Grow Green. Strikes, unemployment. Or electricity?

My letter in the Cape Times today:

There are alternatives to the strikes, unemployment and massive problems afflicting South Africa.

The population of South Africa is being hampered by government legislation that prevents private people and businesses from selling electricity across the national grid. Yet the energy policy white paper of 2003 says that competition should be allowed.

South Africa is at a state of war with itself because of rapidly rising prices and growing unemployment, similar to what is happening in Greece and Italy. The National Planning Commission's report shows exactly how the unemployment figures are massaged and it is not good reading.

However, there is an alternative. Safe, green, sustainable, electricity, with the price coming down every year or at the very least never going up again - ever.

However, the government sees electricity as a cash cow, instead of realising that electricity is there to grow the economy. If the economy grows there will be less unemployment and therefore people who feel better about themselves, who earn rather than receive grants and who therefore strike less and cause fewer problems. People who work and earn a living feel good about themselves. People who receive grants feel terrible, although our government believes this is the only way to get votes, because they see these people as dependent on them for handouts!

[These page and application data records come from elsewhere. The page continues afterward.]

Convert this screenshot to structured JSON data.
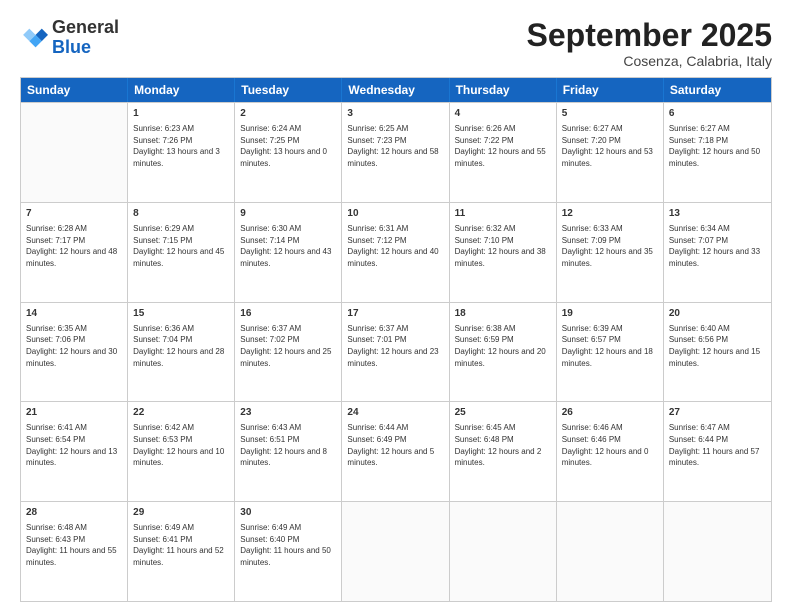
{
  "header": {
    "logo_general": "General",
    "logo_blue": "Blue",
    "title": "September 2025",
    "location": "Cosenza, Calabria, Italy"
  },
  "days": [
    "Sunday",
    "Monday",
    "Tuesday",
    "Wednesday",
    "Thursday",
    "Friday",
    "Saturday"
  ],
  "weeks": [
    [
      {
        "day": "",
        "empty": true
      },
      {
        "day": "1",
        "sunrise": "Sunrise: 6:23 AM",
        "sunset": "Sunset: 7:26 PM",
        "daylight": "Daylight: 13 hours and 3 minutes."
      },
      {
        "day": "2",
        "sunrise": "Sunrise: 6:24 AM",
        "sunset": "Sunset: 7:25 PM",
        "daylight": "Daylight: 13 hours and 0 minutes."
      },
      {
        "day": "3",
        "sunrise": "Sunrise: 6:25 AM",
        "sunset": "Sunset: 7:23 PM",
        "daylight": "Daylight: 12 hours and 58 minutes."
      },
      {
        "day": "4",
        "sunrise": "Sunrise: 6:26 AM",
        "sunset": "Sunset: 7:22 PM",
        "daylight": "Daylight: 12 hours and 55 minutes."
      },
      {
        "day": "5",
        "sunrise": "Sunrise: 6:27 AM",
        "sunset": "Sunset: 7:20 PM",
        "daylight": "Daylight: 12 hours and 53 minutes."
      },
      {
        "day": "6",
        "sunrise": "Sunrise: 6:27 AM",
        "sunset": "Sunset: 7:18 PM",
        "daylight": "Daylight: 12 hours and 50 minutes."
      }
    ],
    [
      {
        "day": "7",
        "sunrise": "Sunrise: 6:28 AM",
        "sunset": "Sunset: 7:17 PM",
        "daylight": "Daylight: 12 hours and 48 minutes."
      },
      {
        "day": "8",
        "sunrise": "Sunrise: 6:29 AM",
        "sunset": "Sunset: 7:15 PM",
        "daylight": "Daylight: 12 hours and 45 minutes."
      },
      {
        "day": "9",
        "sunrise": "Sunrise: 6:30 AM",
        "sunset": "Sunset: 7:14 PM",
        "daylight": "Daylight: 12 hours and 43 minutes."
      },
      {
        "day": "10",
        "sunrise": "Sunrise: 6:31 AM",
        "sunset": "Sunset: 7:12 PM",
        "daylight": "Daylight: 12 hours and 40 minutes."
      },
      {
        "day": "11",
        "sunrise": "Sunrise: 6:32 AM",
        "sunset": "Sunset: 7:10 PM",
        "daylight": "Daylight: 12 hours and 38 minutes."
      },
      {
        "day": "12",
        "sunrise": "Sunrise: 6:33 AM",
        "sunset": "Sunset: 7:09 PM",
        "daylight": "Daylight: 12 hours and 35 minutes."
      },
      {
        "day": "13",
        "sunrise": "Sunrise: 6:34 AM",
        "sunset": "Sunset: 7:07 PM",
        "daylight": "Daylight: 12 hours and 33 minutes."
      }
    ],
    [
      {
        "day": "14",
        "sunrise": "Sunrise: 6:35 AM",
        "sunset": "Sunset: 7:06 PM",
        "daylight": "Daylight: 12 hours and 30 minutes."
      },
      {
        "day": "15",
        "sunrise": "Sunrise: 6:36 AM",
        "sunset": "Sunset: 7:04 PM",
        "daylight": "Daylight: 12 hours and 28 minutes."
      },
      {
        "day": "16",
        "sunrise": "Sunrise: 6:37 AM",
        "sunset": "Sunset: 7:02 PM",
        "daylight": "Daylight: 12 hours and 25 minutes."
      },
      {
        "day": "17",
        "sunrise": "Sunrise: 6:37 AM",
        "sunset": "Sunset: 7:01 PM",
        "daylight": "Daylight: 12 hours and 23 minutes."
      },
      {
        "day": "18",
        "sunrise": "Sunrise: 6:38 AM",
        "sunset": "Sunset: 6:59 PM",
        "daylight": "Daylight: 12 hours and 20 minutes."
      },
      {
        "day": "19",
        "sunrise": "Sunrise: 6:39 AM",
        "sunset": "Sunset: 6:57 PM",
        "daylight": "Daylight: 12 hours and 18 minutes."
      },
      {
        "day": "20",
        "sunrise": "Sunrise: 6:40 AM",
        "sunset": "Sunset: 6:56 PM",
        "daylight": "Daylight: 12 hours and 15 minutes."
      }
    ],
    [
      {
        "day": "21",
        "sunrise": "Sunrise: 6:41 AM",
        "sunset": "Sunset: 6:54 PM",
        "daylight": "Daylight: 12 hours and 13 minutes."
      },
      {
        "day": "22",
        "sunrise": "Sunrise: 6:42 AM",
        "sunset": "Sunset: 6:53 PM",
        "daylight": "Daylight: 12 hours and 10 minutes."
      },
      {
        "day": "23",
        "sunrise": "Sunrise: 6:43 AM",
        "sunset": "Sunset: 6:51 PM",
        "daylight": "Daylight: 12 hours and 8 minutes."
      },
      {
        "day": "24",
        "sunrise": "Sunrise: 6:44 AM",
        "sunset": "Sunset: 6:49 PM",
        "daylight": "Daylight: 12 hours and 5 minutes."
      },
      {
        "day": "25",
        "sunrise": "Sunrise: 6:45 AM",
        "sunset": "Sunset: 6:48 PM",
        "daylight": "Daylight: 12 hours and 2 minutes."
      },
      {
        "day": "26",
        "sunrise": "Sunrise: 6:46 AM",
        "sunset": "Sunset: 6:46 PM",
        "daylight": "Daylight: 12 hours and 0 minutes."
      },
      {
        "day": "27",
        "sunrise": "Sunrise: 6:47 AM",
        "sunset": "Sunset: 6:44 PM",
        "daylight": "Daylight: 11 hours and 57 minutes."
      }
    ],
    [
      {
        "day": "28",
        "sunrise": "Sunrise: 6:48 AM",
        "sunset": "Sunset: 6:43 PM",
        "daylight": "Daylight: 11 hours and 55 minutes."
      },
      {
        "day": "29",
        "sunrise": "Sunrise: 6:49 AM",
        "sunset": "Sunset: 6:41 PM",
        "daylight": "Daylight: 11 hours and 52 minutes."
      },
      {
        "day": "30",
        "sunrise": "Sunrise: 6:49 AM",
        "sunset": "Sunset: 6:40 PM",
        "daylight": "Daylight: 11 hours and 50 minutes."
      },
      {
        "day": "",
        "empty": true
      },
      {
        "day": "",
        "empty": true
      },
      {
        "day": "",
        "empty": true
      },
      {
        "day": "",
        "empty": true
      }
    ]
  ]
}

If government allows electricity, transport, water, fuel, etc, costs to stop increasing and even start decreasing, by leveling the playing fields, as is envisaged in our policy and strategy, South Africa will grow as fast as the 25 countries in the world which are growing at greater than 5% per annum.

We might even grow like Ghana and other countries and like China has grown, ie at 10%+ per annum. At this rate, unemployment will be gone within 10 years. South Africa will be the richest country in the world. We have resources and we have population growth. With electricity we can turn these resources into finished goods for export to the world and especially Africa which will be the world's biggest market within the next 10 years.

There will be no need to export our raw materials and jobs to countries which are adding Gigawatts to their electricity grids weekly and making the finished goods that South Africa needs, whilst using South African raw materials! Hence making our balance of payments and exchange rate worse at exactly the time these factors should be improving.

Although South Africa'a problems seem complex, they have a simple cause. When will we wake up and realise this?